It's important that children and families understand the reasons why you might need to share information to help keep children safe.

You should always seek consent to share information, but if you have a child protection concern you should share this information with the relevant people regardless of whether consent is given. It's important to get consent in writing.

> More about information sharing and consent 

Do you provide guidance to staff and volunteers about how to identify children and families who may benefit from early help and refer them to the right agencies for support?

People who work with children and families need to be able to spot the signs that they need extra support, and know who in the local area can help them.

> More information about early help

Do you have a process to measure the impact on children of early help services you provide?

It's important to know how your services are helping children and young people, and other agencies may ask for this information to help with support plans.

Do you make up-to-date information about local services available to staff, volunteers and families?

You should keep your staff and volunteers up-to-date with information about local services so that they are able to refer children and families to other organisations who can help them.

Do you proactively make links with other organisations who come into contact with the children you work with?

By forming links with other organisations such as the police, schools, health organisations and other clubs/activities that your cohort of children may be involved with, you can work together to engage with children and young people.

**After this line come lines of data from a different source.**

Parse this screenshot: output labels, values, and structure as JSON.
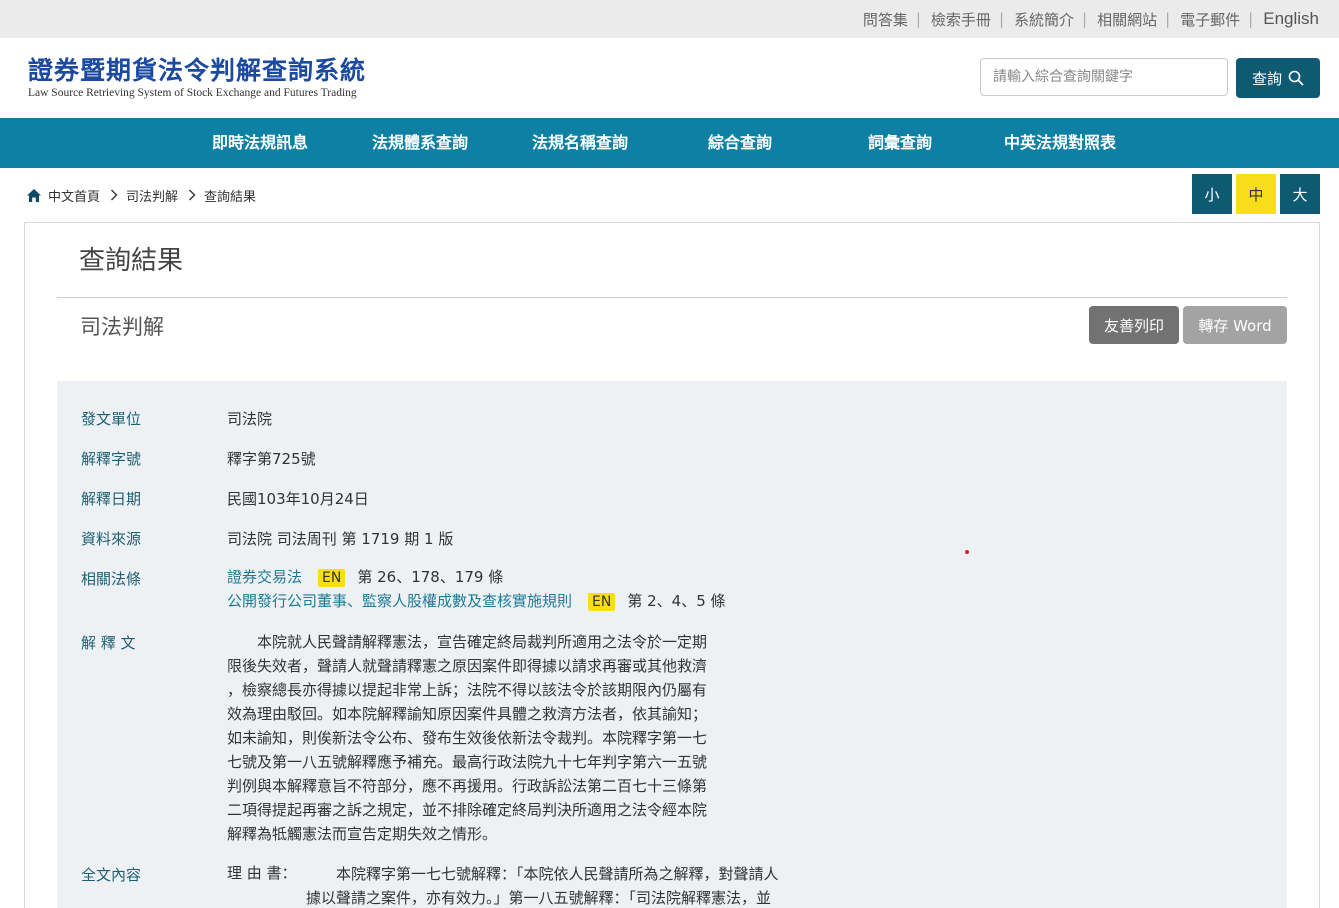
{
  "topbar": {
    "links": [
      "問答集",
      "檢索手冊",
      "系統簡介",
      "相關網站",
      "電子郵件"
    ],
    "english": "English"
  },
  "header": {
    "logo_cn": "證券暨期貨法令判解查詢系統",
    "logo_en": "Law Source Retrieving System of Stock Exchange and Futures Trading",
    "search_placeholder": "請輸入綜合查詢關鍵字",
    "search_button": "查詢"
  },
  "nav": {
    "items": [
      "即時法規訊息",
      "法規體系查詢",
      "法規名稱查詢",
      "綜合查詢",
      "詞彙查詢",
      "中英法規對照表"
    ]
  },
  "breadcrumb": [
    "中文首頁",
    "司法判解",
    "查詢結果"
  ],
  "font_size": {
    "small": "小",
    "medium": "中",
    "large": "大"
  },
  "page": {
    "title": "查詢結果",
    "section": "司法判解",
    "print_button": "友善列印",
    "word_button": "轉存 Word"
  },
  "fields": {
    "issuer_label": "發文單位",
    "issuer": "司法院",
    "number_label": "解釋字號",
    "number": "釋字第725號",
    "date_label": "解釋日期",
    "date": "民國103年10月24日",
    "source_label": "資料來源",
    "source": "司法院 司法周刊 第 1719 期 1 版",
    "related_label": "相關法條",
    "related": [
      {
        "law": "證券交易法",
        "badge": "EN",
        "articles": "第 26、178、179 條"
      },
      {
        "law": "公開發行公司董事、監察人股權成數及查核實施規則",
        "badge": "EN",
        "articles": "第 2、4、5 條"
      }
    ],
    "text_label": "解 釋 文",
    "text_lines": [
      "　　本院就人民聲請解釋憲法，宣告確定終局裁判所適用之法令於一定期",
      "限後失效者，聲請人就聲請釋憲之原因案件即得據以請求再審或其他救濟",
      "，檢察總長亦得據以提起非常上訴；法院不得以該法令於該期限內仍屬有",
      "效為理由駁回。如本院解釋諭知原因案件具體之救濟方法者，依其諭知；",
      "如未諭知，則俟新法令公布、發布生效後依新法令裁判。本院釋字第一七",
      "七號及第一八五號解釋應予補充。最高行政法院九十七年判字第六一五號",
      "判例與本解釋意旨不符部分，應不再援用。行政訴訟法第二百七十三條第",
      "二項得提起再審之訴之規定，並不排除確定終局判決所適用之法令經本院",
      "解釋為牴觸憲法而宣告定期失效之情形。"
    ],
    "full_label": "全文內容",
    "full_prefix": "理 由 書：",
    "full_lines": [
      "　　本院釋字第一七七號解釋：「本院依人民聲請所為之解釋，對聲請人",
      "據以聲請之案件，亦有效力。」第一八五號解釋：「司法院解釋憲法，並"
    ]
  }
}
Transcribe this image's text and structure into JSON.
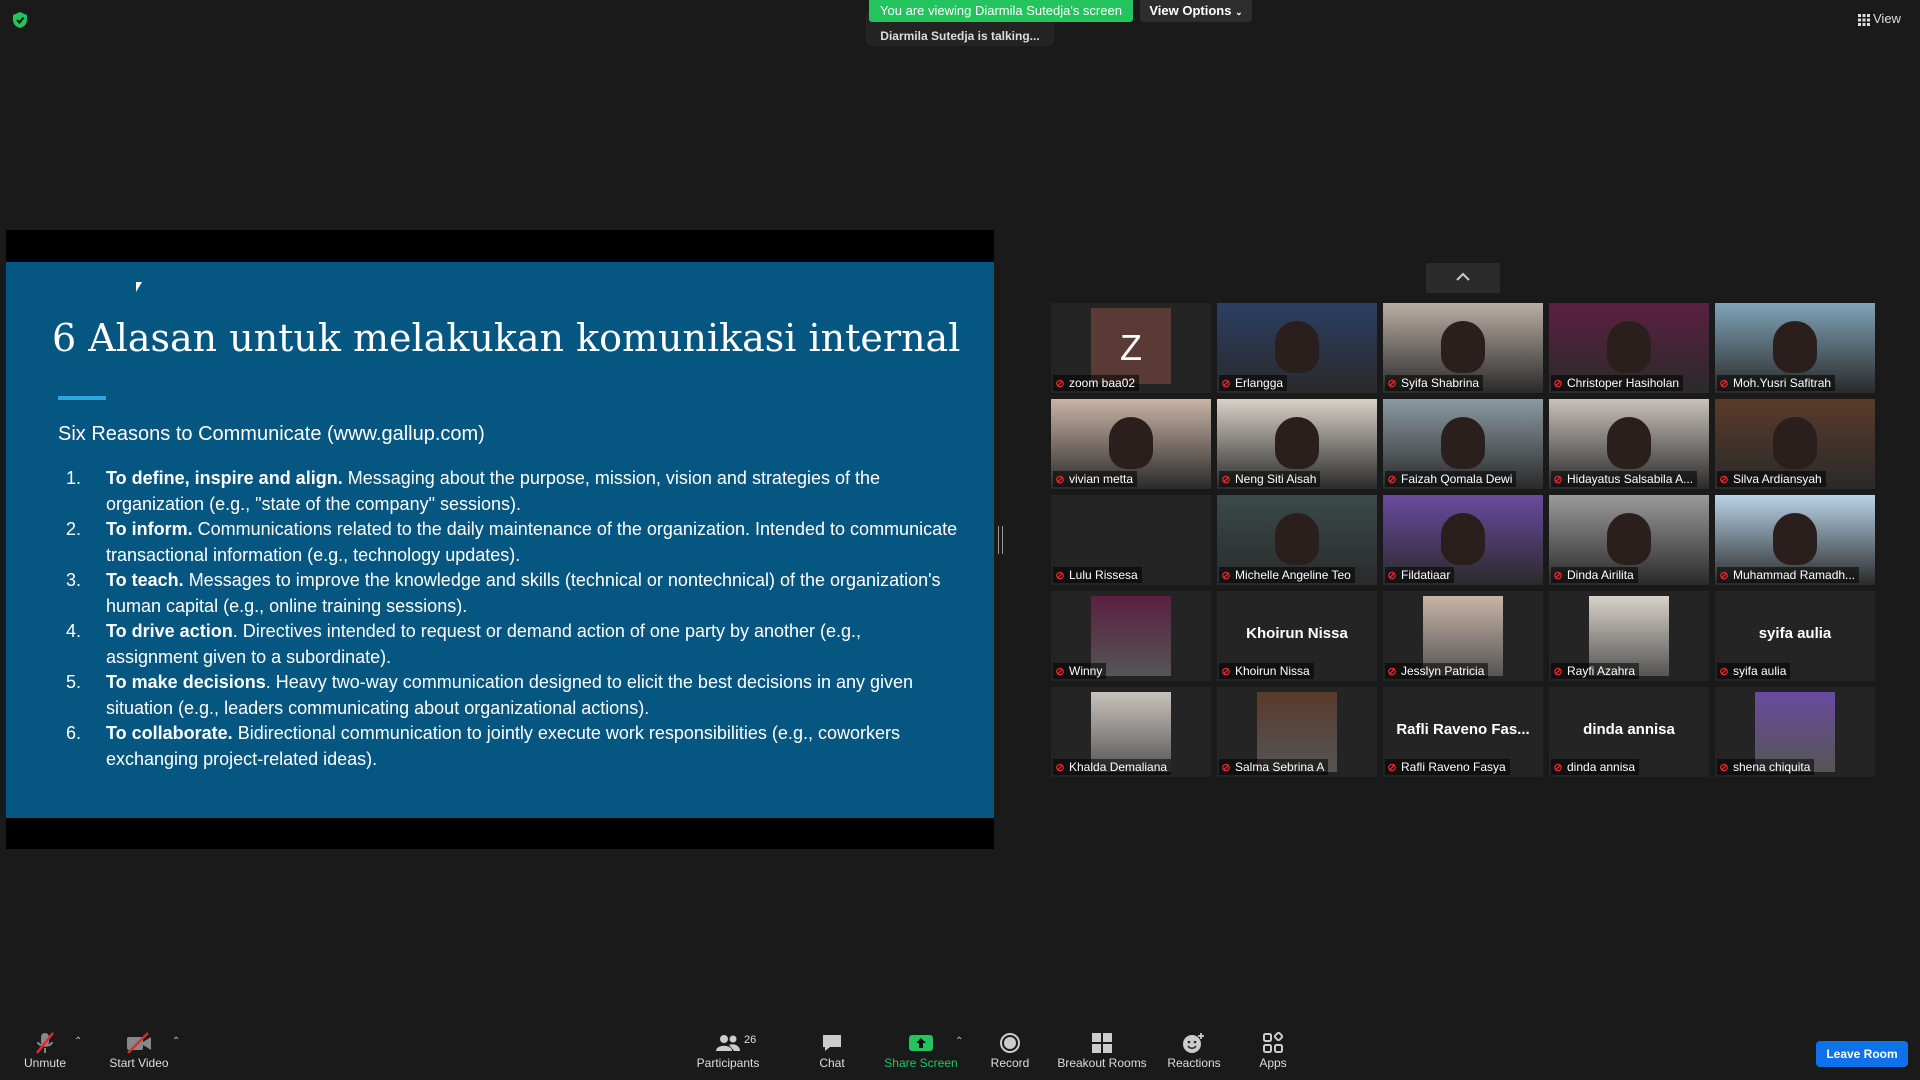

This also gives you the opportunity to share any concerns if they arise and work together to support individuals.

Do you provide guidance to staff and volunteers about how to work with children's services as part of a multi-agency response to carrying out assessments and providing support for children and families?

It's important that your staff and volunteers are able to work with other agencies to keep children safe, for example by contributing to an assessment or being part of a support plan.

Storing information

Do you have a clear policy and procedures about how your organisation creates, stores, retains and disposes of child protection records, which all staff and volunteers follow and understand?

Develop clear guidance for staff on the retention and storage of child protection records and make sure that they understand them fully.

> More information about recording concerns 

> Read our child protection records retention and storage guidance 

Do you have a policy for granting children and families access to their records?

Make sure that when they create records, your staff and volunteers take into account the fact that children and families may ask to see the information that is written about them. Ensure that you provide enough support to enable children and families to access their records and have clear guidance about how to do so.

> Have a look at our Guide to accessing your personal information for an example (PDF)

Are records of concerns and your response to them placed on the child’s file?

Each child that you have concerns about should have their own file. Child protection files should be kept separate to your main files. Records of your concerns and your response to them need to be kept on the relevant file.

> More information about recording concerns

> Information about the retention and storage of child protection records